▶ [DATA SUPPLIED]:

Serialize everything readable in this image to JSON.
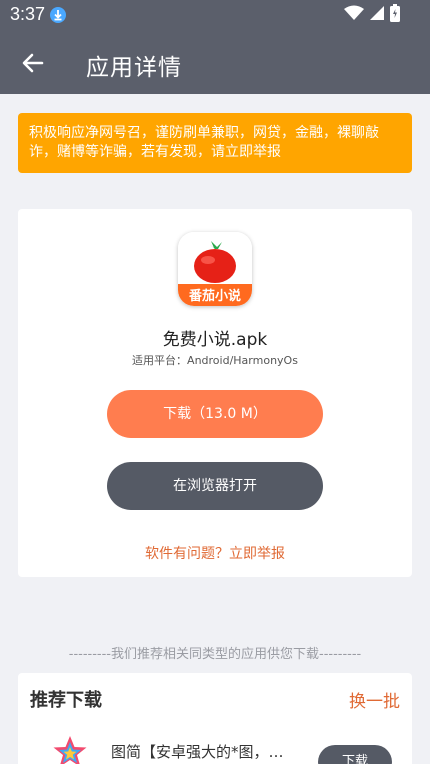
{
  "status_bar": {
    "time": "3:37"
  },
  "app_bar": {
    "title": "应用详情"
  },
  "warning": {
    "text": "积极响应净网号召，谨防刷单兼职，网贷，金融，裸聊敲诈，赌博等诈骗，若有发现，请立即举报"
  },
  "app": {
    "icon_label": "番茄小说",
    "name": "免费小说.apk",
    "platform": "适用平台：Android/HarmonyOs",
    "download_label": "下载（13.0 M）",
    "browser_label": "在浏览器打开",
    "report_label": "软件有问题？立即举报"
  },
  "recommend": {
    "note": "---------我们推荐相关同类型的应用供您下载---------",
    "title": "推荐下载",
    "refresh_label": "换一批",
    "items": [
      {
        "name": "图简【安卓强大的*图，…",
        "button_label": "下载"
      }
    ]
  },
  "colors": {
    "header": "#5b5f6b",
    "warning": "#ffa500",
    "download": "#ff7d4f",
    "browser": "#555a65",
    "link": "#e06a35"
  }
}
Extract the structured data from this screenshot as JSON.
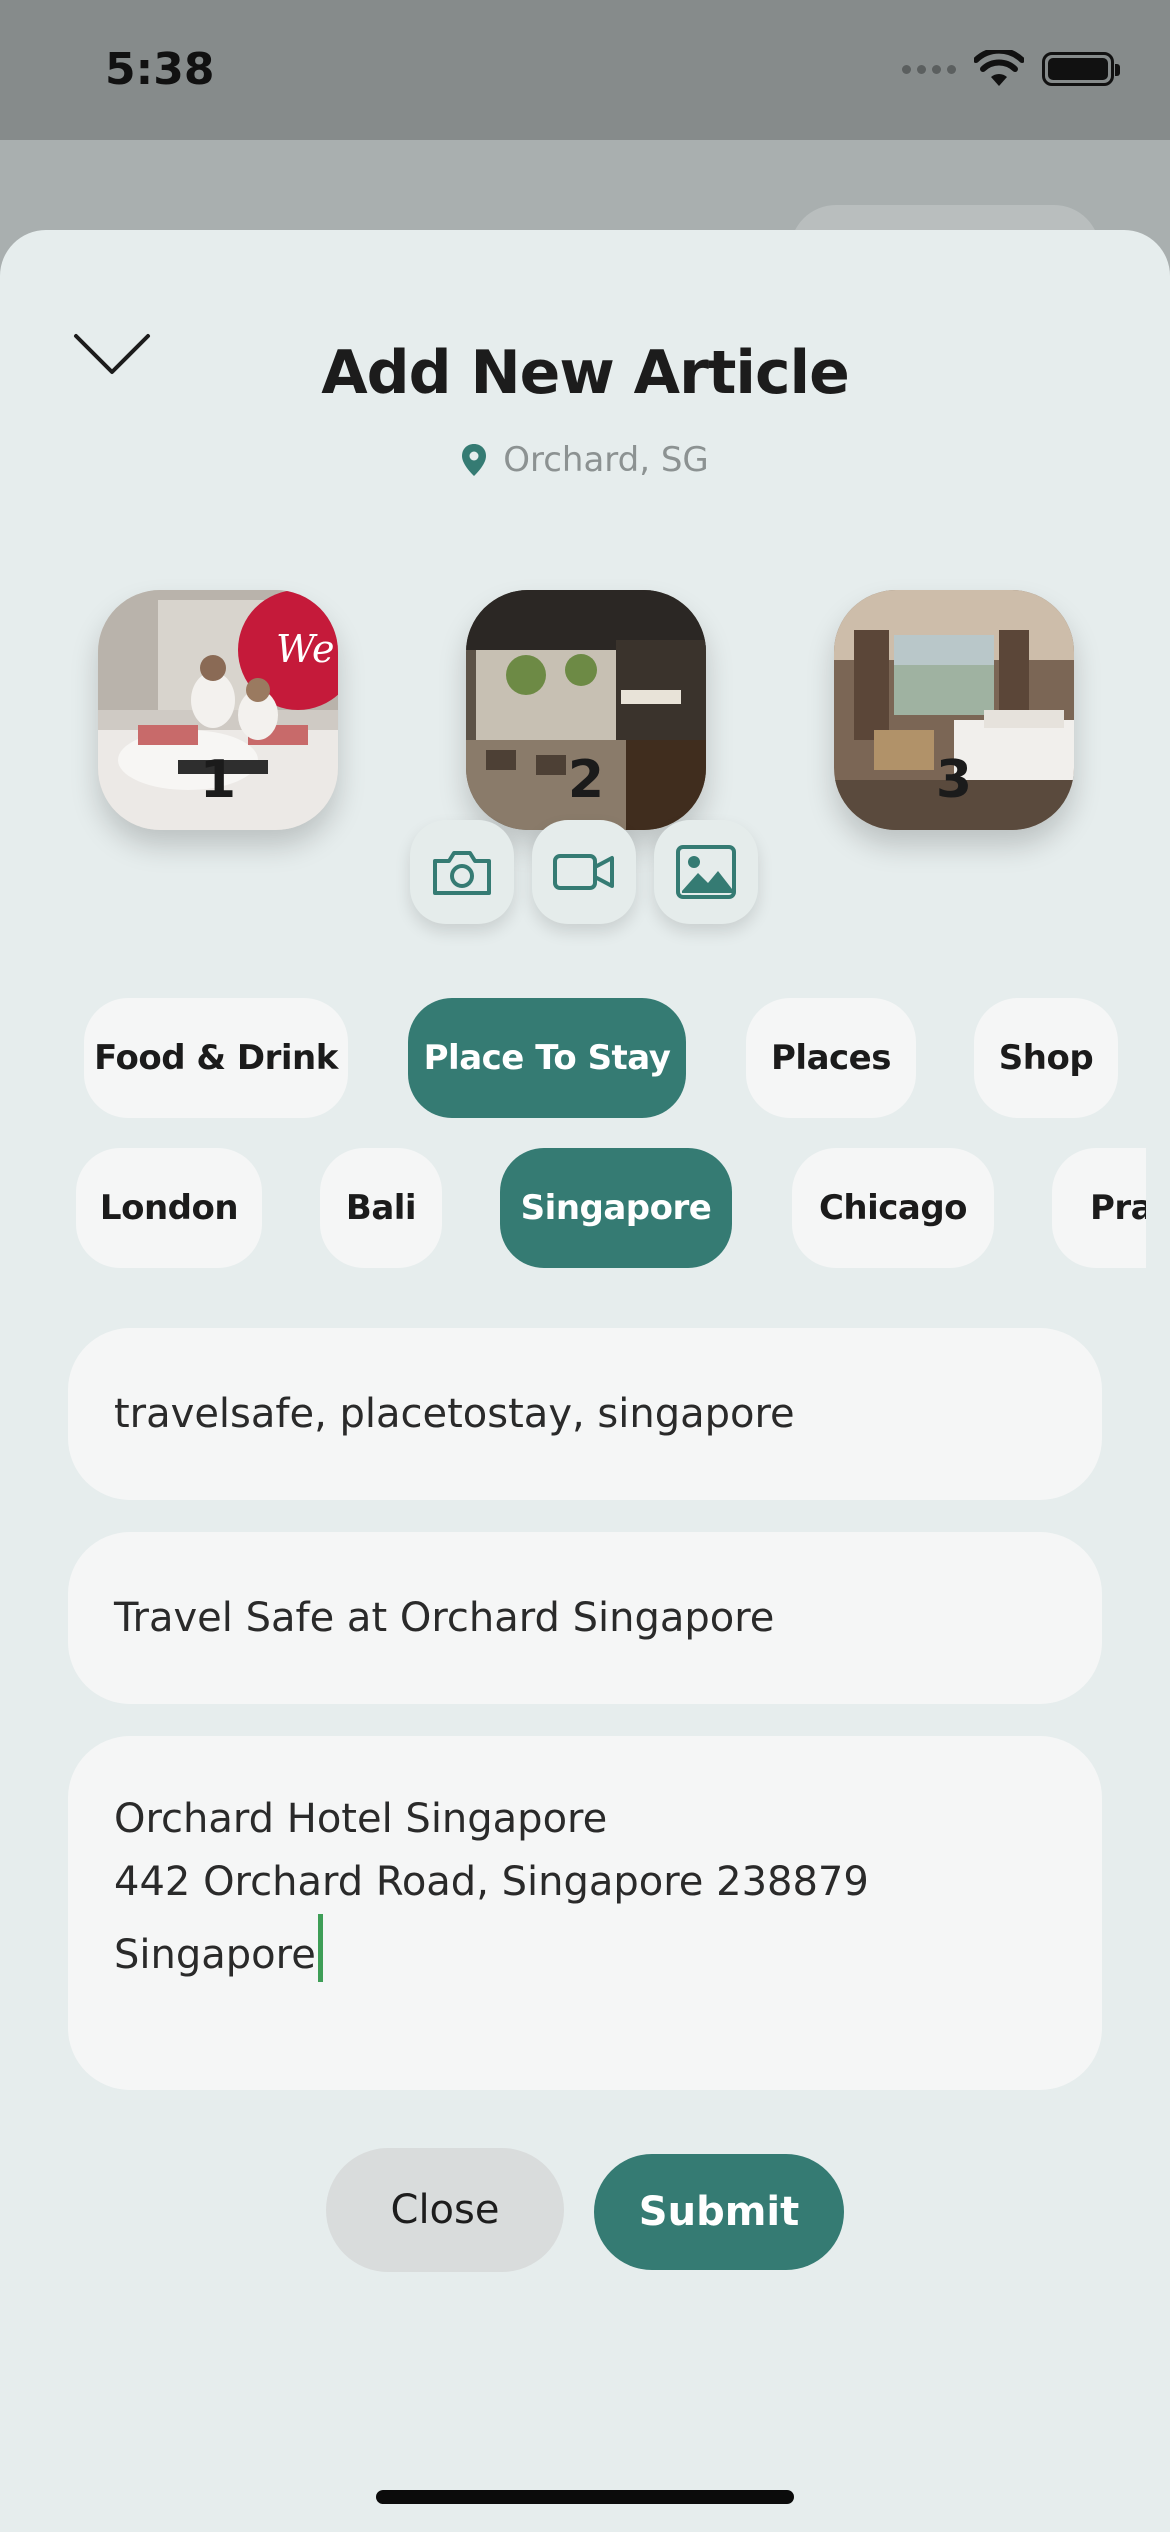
{
  "status_bar": {
    "time": "5:38"
  },
  "sheet": {
    "title": "Add New Article",
    "location": "Orchard, SG",
    "photos": [
      {
        "number": "1"
      },
      {
        "number": "2"
      },
      {
        "number": "3"
      }
    ],
    "media_buttons": [
      "camera-icon",
      "video-icon",
      "image-icon"
    ],
    "categories": [
      {
        "label": "Food & Drink",
        "selected": false
      },
      {
        "label": "Place To Stay",
        "selected": true
      },
      {
        "label": "Places",
        "selected": false
      },
      {
        "label": "Shop",
        "selected": false
      }
    ],
    "cities": [
      {
        "label": "London",
        "selected": false
      },
      {
        "label": "Bali",
        "selected": false
      },
      {
        "label": "Singapore",
        "selected": true
      },
      {
        "label": "Chicago",
        "selected": false
      },
      {
        "label": "Prag",
        "selected": false
      }
    ],
    "tags_value": "travelsafe, placetostay, singapore",
    "article_title_value": "Travel Safe at Orchard Singapore",
    "description_lines": [
      "Orchard Hotel Singapore",
      "442 Orchard Road, Singapore 238879",
      "Singapore"
    ],
    "close_label": "Close",
    "submit_label": "Submit"
  },
  "colors": {
    "accent": "#357b73",
    "sheet_bg": "#e6eded",
    "field_bg": "#f5f6f6",
    "caret": "#3e9e57"
  }
}
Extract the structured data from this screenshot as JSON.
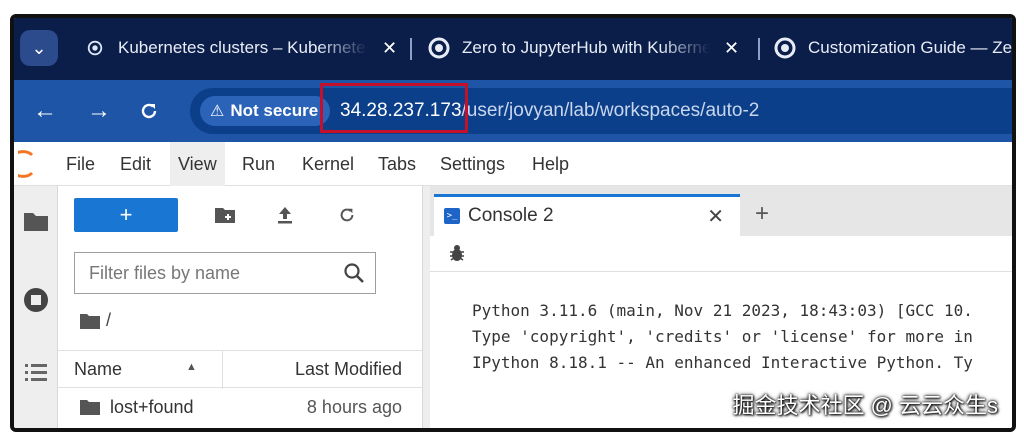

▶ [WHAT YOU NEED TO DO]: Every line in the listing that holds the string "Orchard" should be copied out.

▶ [RESULT FOR THIS TASK]:
    "location": "Orchard, SG",
    "article_title_value": "Travel Safe at Orchard Singapore",
      "Orchard Hotel Singapore",
      "442 Orchard Road, Singapore 238879",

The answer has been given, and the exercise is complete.